(Web page and app entries)
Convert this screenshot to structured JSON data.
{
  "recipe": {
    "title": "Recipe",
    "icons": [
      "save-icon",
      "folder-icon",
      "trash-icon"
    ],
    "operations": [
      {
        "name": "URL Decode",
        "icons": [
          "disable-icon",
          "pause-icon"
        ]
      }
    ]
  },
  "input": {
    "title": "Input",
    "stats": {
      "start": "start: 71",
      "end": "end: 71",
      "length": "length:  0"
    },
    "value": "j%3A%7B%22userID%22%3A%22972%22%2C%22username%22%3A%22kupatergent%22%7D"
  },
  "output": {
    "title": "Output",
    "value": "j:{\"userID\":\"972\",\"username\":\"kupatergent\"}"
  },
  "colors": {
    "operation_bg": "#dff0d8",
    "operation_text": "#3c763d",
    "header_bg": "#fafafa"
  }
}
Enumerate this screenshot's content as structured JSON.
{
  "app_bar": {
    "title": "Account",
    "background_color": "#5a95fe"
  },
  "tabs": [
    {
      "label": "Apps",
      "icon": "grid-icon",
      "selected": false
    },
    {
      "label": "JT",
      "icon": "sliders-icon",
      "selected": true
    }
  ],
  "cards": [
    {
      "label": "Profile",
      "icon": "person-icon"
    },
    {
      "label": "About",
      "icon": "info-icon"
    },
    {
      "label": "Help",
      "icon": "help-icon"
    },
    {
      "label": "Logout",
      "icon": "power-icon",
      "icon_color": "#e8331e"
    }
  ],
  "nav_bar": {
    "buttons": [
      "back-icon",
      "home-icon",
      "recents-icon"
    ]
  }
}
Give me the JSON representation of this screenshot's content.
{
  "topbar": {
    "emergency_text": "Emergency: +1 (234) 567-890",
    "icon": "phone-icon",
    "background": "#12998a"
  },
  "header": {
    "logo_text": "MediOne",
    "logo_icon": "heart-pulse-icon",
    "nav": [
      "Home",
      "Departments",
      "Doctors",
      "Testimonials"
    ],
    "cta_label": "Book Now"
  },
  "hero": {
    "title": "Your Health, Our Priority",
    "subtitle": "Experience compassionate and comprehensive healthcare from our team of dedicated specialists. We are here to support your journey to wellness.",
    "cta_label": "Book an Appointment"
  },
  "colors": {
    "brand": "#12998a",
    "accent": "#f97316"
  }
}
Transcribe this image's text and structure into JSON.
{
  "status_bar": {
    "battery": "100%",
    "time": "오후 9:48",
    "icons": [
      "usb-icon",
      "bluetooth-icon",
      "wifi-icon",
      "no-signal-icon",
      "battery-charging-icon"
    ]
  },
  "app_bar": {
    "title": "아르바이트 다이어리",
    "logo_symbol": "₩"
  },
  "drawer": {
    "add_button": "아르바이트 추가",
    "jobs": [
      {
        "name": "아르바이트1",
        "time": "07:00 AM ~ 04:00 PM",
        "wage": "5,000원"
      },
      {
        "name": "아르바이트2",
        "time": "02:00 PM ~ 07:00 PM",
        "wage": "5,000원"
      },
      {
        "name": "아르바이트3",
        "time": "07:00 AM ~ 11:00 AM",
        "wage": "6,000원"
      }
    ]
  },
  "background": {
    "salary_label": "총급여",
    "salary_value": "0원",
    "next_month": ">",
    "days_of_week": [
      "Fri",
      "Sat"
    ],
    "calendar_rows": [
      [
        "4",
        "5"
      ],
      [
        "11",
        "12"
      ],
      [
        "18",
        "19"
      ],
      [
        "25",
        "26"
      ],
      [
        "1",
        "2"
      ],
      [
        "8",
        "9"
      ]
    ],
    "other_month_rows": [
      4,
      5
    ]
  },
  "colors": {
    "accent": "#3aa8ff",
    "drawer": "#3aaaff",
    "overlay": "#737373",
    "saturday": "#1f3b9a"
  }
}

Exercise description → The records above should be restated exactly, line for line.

Reply to the task →
Convert this screenshot to structured JSON data.
{
  "recipe": {
    "title": "Recipe",
    "icons": [
      "save-icon",
      "folder-icon",
      "trash-icon"
    ],
    "operations": [
      {
        "name": "URL Decode",
        "icons": [
          "disable-icon",
          "pause-icon"
        ]
      }
    ]
  },
  "input": {
    "title": "Input",
    "stats": {
      "start": "start: 71",
      "end": "end: 71",
      "length": "length:  0"
    },
    "value": "j%3A%7B%22userID%22%3A%22972%22%2C%22username%22%3A%22kupatergent%22%7D"
  },
  "output": {
    "title": "Output",
    "value": "j:{\"userID\":\"972\",\"username\":\"kupatergent\"}"
  },
  "colors": {
    "operation_bg": "#dff0d8",
    "operation_text": "#3c763d",
    "header_bg": "#fafafa"
  }
}
Enumerate this screenshot's content as structured JSON.
{
  "app_bar": {
    "title": "Account",
    "background_color": "#5a95fe"
  },
  "tabs": [
    {
      "label": "Apps",
      "icon": "grid-icon",
      "selected": false
    },
    {
      "label": "JT",
      "icon": "sliders-icon",
      "selected": true
    }
  ],
  "cards": [
    {
      "label": "Profile",
      "icon": "person-icon"
    },
    {
      "label": "About",
      "icon": "info-icon"
    },
    {
      "label": "Help",
      "icon": "help-icon"
    },
    {
      "label": "Logout",
      "icon": "power-icon",
      "icon_color": "#e8331e"
    }
  ],
  "nav_bar": {
    "buttons": [
      "back-icon",
      "home-icon",
      "recents-icon"
    ]
  }
}
Give me the JSON representation of this screenshot's content.
{
  "topbar": {
    "emergency_text": "Emergency: +1 (234) 567-890",
    "icon": "phone-icon",
    "background": "#12998a"
  },
  "header": {
    "logo_text": "MediOne",
    "logo_icon": "heart-pulse-icon",
    "nav": [
      "Home",
      "Departments",
      "Doctors",
      "Testimonials"
    ],
    "cta_label": "Book Now"
  },
  "hero": {
    "title": "Your Health, Our Priority",
    "subtitle": "Experience compassionate and comprehensive healthcare from our team of dedicated specialists. We are here to support your journey to wellness.",
    "cta_label": "Book an Appointment"
  },
  "colors": {
    "brand": "#12998a",
    "accent": "#f97316"
  }
}
Transcribe this image's text and structure into JSON.
{
  "status_bar": {
    "battery": "100%",
    "time": "오후 9:48",
    "icons": [
      "usb-icon",
      "bluetooth-icon",
      "wifi-icon",
      "no-signal-icon",
      "battery-charging-icon"
    ]
  },
  "app_bar": {
    "title": "아르바이트 다이어리",
    "logo_symbol": "₩"
  },
  "drawer": {
    "add_button": "아르바이트 추가",
    "jobs": [
      {
        "name": "아르바이트1",
        "time": "07:00 AM ~ 04:00 PM",
        "wage": "5,000원"
      },
      {
        "name": "아르바이트2",
        "time": "02:00 PM ~ 07:00 PM",
        "wage": "5,000원"
      },
      {
        "name": "아르바이트3",
        "time": "07:00 AM ~ 11:00 AM",
        "wage": "6,000원"
      }
    ]
  },
  "background": {
    "salary_label": "총급여",
    "salary_value": "0원",
    "next_month": ">",
    "days_of_week": [
      "Fri",
      "Sat"
    ],
    "calendar_rows": [
      [
        "4",
        "5"
      ],
      [
        "11",
        "12"
      ],
      [
        "18",
        "19"
      ],
      [
        "25",
        "26"
      ],
      [
        "1",
        "2"
      ],
      [
        "8",
        "9"
      ]
    ],
    "other_month_rows": [
      4,
      5
    ]
  },
  "colors": {
    "accent": "#3aa8ff",
    "drawer": "#3aaaff",
    "overlay": "#737373",
    "saturday": "#1f3b9a"
  }
}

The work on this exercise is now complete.